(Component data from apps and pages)

Segment Open

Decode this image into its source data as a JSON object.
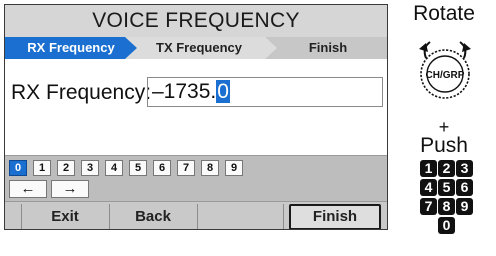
{
  "screen": {
    "title": "VOICE FREQUENCY",
    "steps": [
      "RX Frequency",
      "TX Frequency",
      "Finish"
    ],
    "field_label": "RX Frequency:",
    "field_value_prefix": "–1735.",
    "field_value_cursor": "0",
    "keypad_digits": [
      "0",
      "1",
      "2",
      "3",
      "4",
      "5",
      "6",
      "7",
      "8",
      "9"
    ],
    "selected_digit": "0",
    "arrow_left": "←",
    "arrow_right": "→",
    "softkeys": [
      "Exit",
      "Back",
      "",
      "Finish"
    ]
  },
  "instructions": {
    "rotate": "Rotate",
    "knob_label": "CH/GRP",
    "plus": "+",
    "push": "Push",
    "number_keys": [
      "1",
      "2",
      "3",
      "4",
      "5",
      "6",
      "7",
      "8",
      "9",
      "0"
    ]
  },
  "colors": {
    "accent": "#1a6fd0",
    "title_bg": "#d6d6d6",
    "bar_bg": "#c7c7c7"
  }
}
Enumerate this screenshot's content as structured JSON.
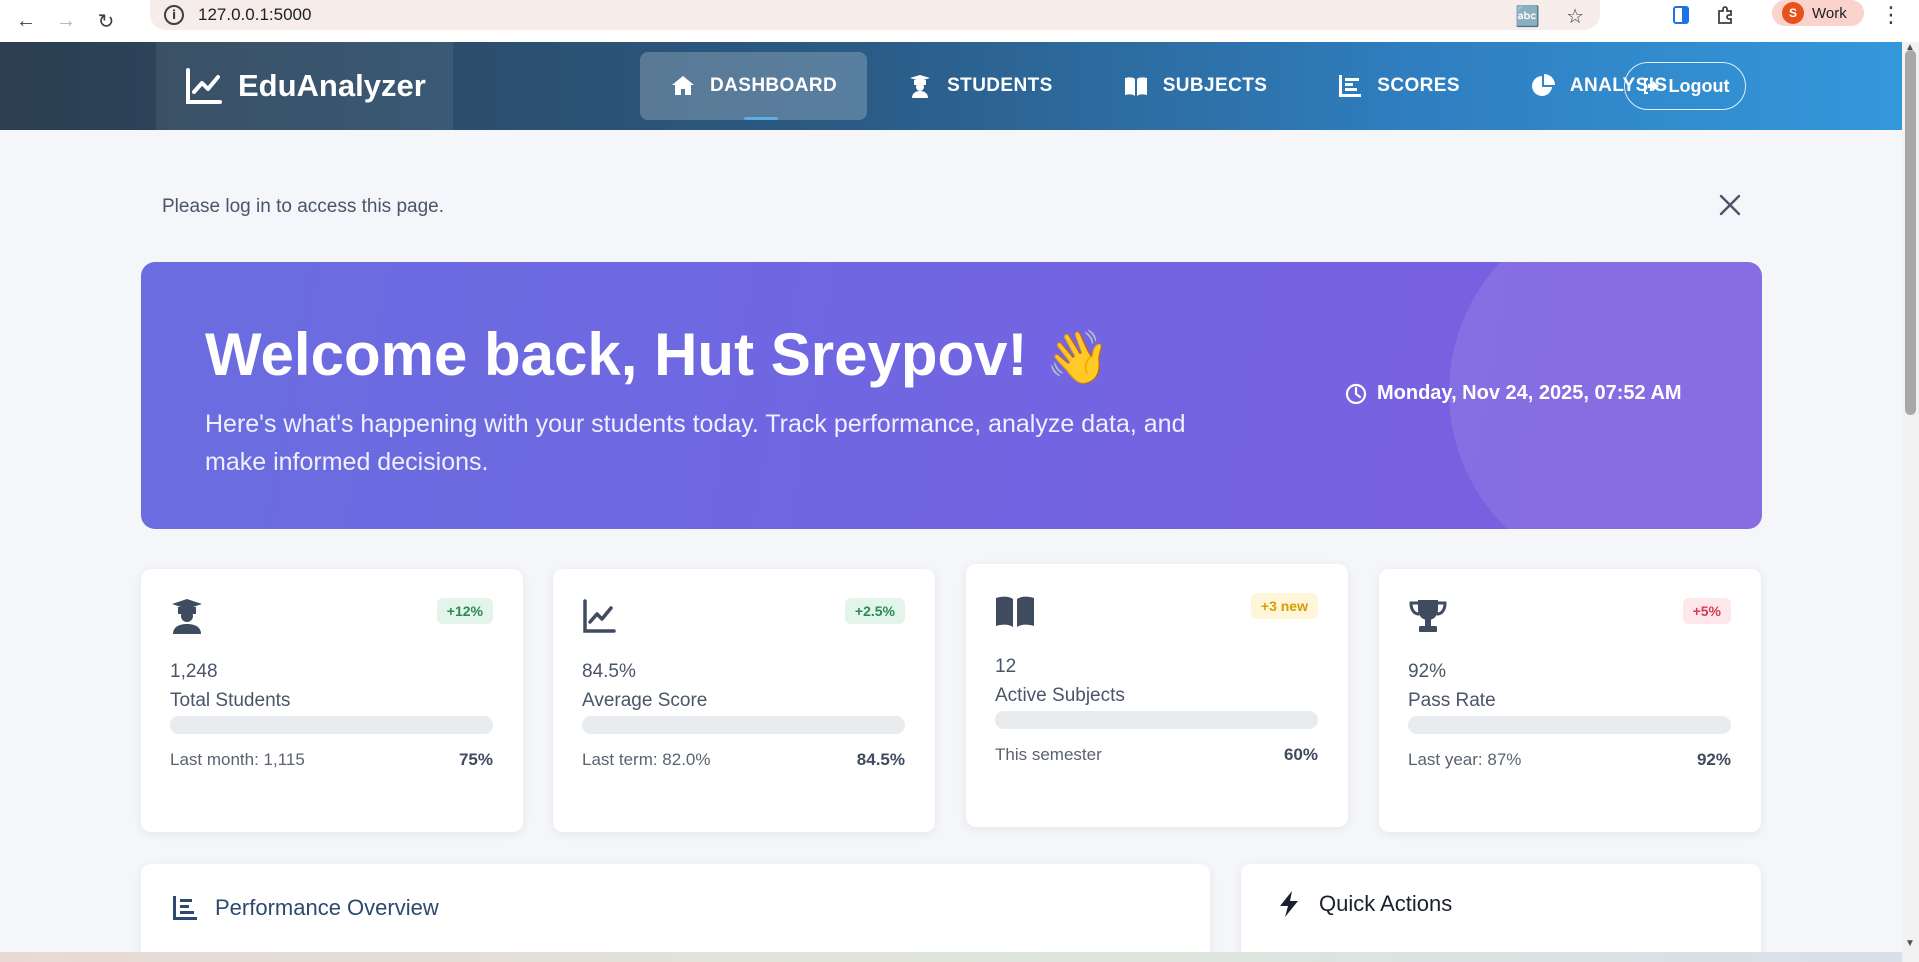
{
  "browser": {
    "url": "127.0.0.1:5000",
    "profile_initial": "S",
    "profile_name": "Work"
  },
  "navbar": {
    "brand": "EduAnalyzer",
    "links": [
      {
        "label": "DASHBOARD",
        "icon": "home-icon",
        "active": true
      },
      {
        "label": "STUDENTS",
        "icon": "graduate-icon",
        "active": false
      },
      {
        "label": "SUBJECTS",
        "icon": "book-icon",
        "active": false
      },
      {
        "label": "SCORES",
        "icon": "bar-chart-icon",
        "active": false
      },
      {
        "label": "ANALYSIS",
        "icon": "pie-chart-icon",
        "active": false
      }
    ],
    "logout_label": "Logout"
  },
  "alert": {
    "message": "Please log in to access this page."
  },
  "hero": {
    "title": "Welcome back, Hut Sreypov!",
    "emoji": "👋",
    "subtitle": "Here's what's happening with your students today. Track performance, analyze data, and make informed decisions.",
    "datetime": "Monday, Nov 24, 2025, 07:52 AM"
  },
  "stats": [
    {
      "icon": "graduate-icon",
      "badge": "+12%",
      "badge_color": "#2a8a52",
      "value": "1,248",
      "label": "Total Students",
      "foot": "Last month: 1,115",
      "percent": "75%"
    },
    {
      "icon": "line-chart-icon",
      "badge": "+2.5%",
      "badge_color": "#2a8a52",
      "value": "84.5%",
      "label": "Average Score",
      "foot": "Last term: 82.0%",
      "percent": "84.5%"
    },
    {
      "icon": "book-icon",
      "badge": "+3 new",
      "badge_color": "#d39e00",
      "value": "12",
      "label": "Active Subjects",
      "foot": "This semester",
      "percent": "60%"
    },
    {
      "icon": "trophy-icon",
      "badge": "+5%",
      "badge_color": "#d63c55",
      "value": "92%",
      "label": "Pass Rate",
      "foot": "Last year: 87%",
      "percent": "92%"
    }
  ],
  "panels": {
    "performance_title": "Performance Overview",
    "quick_actions_title": "Quick Actions"
  },
  "colors": {
    "navbar_start": "#2c3e50",
    "navbar_end": "#3498db",
    "hero_start": "#6a6ddf",
    "hero_end": "#7d5ee0"
  }
}
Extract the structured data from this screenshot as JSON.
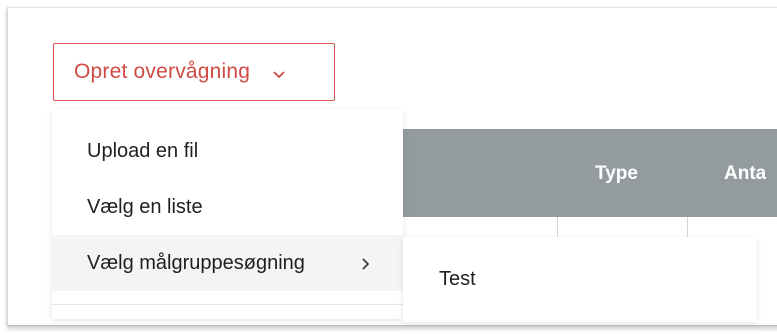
{
  "trigger": {
    "label": "Opret overvågning",
    "chevron_icon": "chevron-down-icon"
  },
  "menu": {
    "items": [
      {
        "label": "Upload en fil"
      },
      {
        "label": "Vælg en liste"
      },
      {
        "label": "Vælg målgruppesøgning",
        "icon": "chevron-right-icon",
        "active": true
      }
    ]
  },
  "submenu": {
    "items": [
      {
        "label": "Test"
      }
    ]
  },
  "table": {
    "columns": [
      "Type",
      "Anta"
    ]
  },
  "colors": {
    "accent": "#cf4a43",
    "table_header": "#939b9f",
    "active_item_bg": "#f4f4f4"
  }
}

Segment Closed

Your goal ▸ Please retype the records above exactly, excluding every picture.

Completed exercise ▸
Decode this image into its source data as a JSON object.
{
  "screen": {
    "title": "VOICE FREQUENCY",
    "steps": [
      "RX Frequency",
      "TX Frequency",
      "Finish"
    ],
    "field_label": "RX Frequency:",
    "field_value_prefix": "–1735.",
    "field_value_cursor": "0",
    "keypad_digits": [
      "0",
      "1",
      "2",
      "3",
      "4",
      "5",
      "6",
      "7",
      "8",
      "9"
    ],
    "selected_digit": "0",
    "arrow_left": "←",
    "arrow_right": "→",
    "softkeys": [
      "Exit",
      "Back",
      "",
      "Finish"
    ]
  },
  "instructions": {
    "rotate": "Rotate",
    "knob_label": "CH/GRP",
    "plus": "+",
    "push": "Push",
    "number_keys": [
      "1",
      "2",
      "3",
      "4",
      "5",
      "6",
      "7",
      "8",
      "9",
      "0"
    ]
  },
  "colors": {
    "accent": "#1a6fd0",
    "title_bg": "#d6d6d6",
    "bar_bg": "#c7c7c7"
  }
}
Enumerate this screenshot's content as structured JSON.
{
  "browser": {
    "url": "127.0.0.1:5000",
    "profile_initial": "S",
    "profile_name": "Work"
  },
  "navbar": {
    "brand": "EduAnalyzer",
    "links": [
      {
        "label": "DASHBOARD",
        "icon": "home-icon",
        "active": true
      },
      {
        "label": "STUDENTS",
        "icon": "graduate-icon",
        "active": false
      },
      {
        "label": "SUBJECTS",
        "icon": "book-icon",
        "active": false
      },
      {
        "label": "SCORES",
        "icon": "bar-chart-icon",
        "active": false
      },
      {
        "label": "ANALYSIS",
        "icon": "pie-chart-icon",
        "active": false
      }
    ],
    "logout_label": "Logout"
  },
  "alert": {
    "message": "Please log in to access this page."
  },
  "hero": {
    "title": "Welcome back, Hut Sreypov!",
    "emoji": "👋",
    "subtitle": "Here's what's happening with your students today. Track performance, analyze data, and make informed decisions.",
    "datetime": "Monday, Nov 24, 2025, 07:52 AM"
  },
  "stats": [
    {
      "icon": "graduate-icon",
      "badge": "+12%",
      "badge_color": "#2a8a52",
      "value": "1,248",
      "label": "Total Students",
      "foot": "Last month: 1,115",
      "percent": "75%"
    },
    {
      "icon": "line-chart-icon",
      "badge": "+2.5%",
      "badge_color": "#2a8a52",
      "value": "84.5%",
      "label": "Average Score",
      "foot": "Last term: 82.0%",
      "percent": "84.5%"
    },
    {
      "icon": "book-icon",
      "badge": "+3 new",
      "badge_color": "#d39e00",
      "value": "12",
      "label": "Active Subjects",
      "foot": "This semester",
      "percent": "60%"
    },
    {
      "icon": "trophy-icon",
      "badge": "+5%",
      "badge_color": "#d63c55",
      "value": "92%",
      "label": "Pass Rate",
      "foot": "Last year: 87%",
      "percent": "92%"
    }
  ],
  "panels": {
    "performance_title": "Performance Overview",
    "quick_actions_title": "Quick Actions"
  },
  "colors": {
    "navbar_start": "#2c3e50",
    "navbar_end": "#3498db",
    "hero_start": "#6a6ddf",
    "hero_end": "#7d5ee0"
  }
}
Extract the structured data from this screenshot as JSON.
{
  "trigger": {
    "label": "Opret overvågning",
    "chevron_icon": "chevron-down-icon"
  },
  "menu": {
    "items": [
      {
        "label": "Upload en fil"
      },
      {
        "label": "Vælg en liste"
      },
      {
        "label": "Vælg målgruppesøgning",
        "icon": "chevron-right-icon",
        "active": true
      }
    ]
  },
  "submenu": {
    "items": [
      {
        "label": "Test"
      }
    ]
  },
  "table": {
    "columns": [
      "Type",
      "Anta"
    ]
  },
  "colors": {
    "accent": "#cf4a43",
    "table_header": "#939b9f",
    "active_item_bg": "#f4f4f4"
  }
}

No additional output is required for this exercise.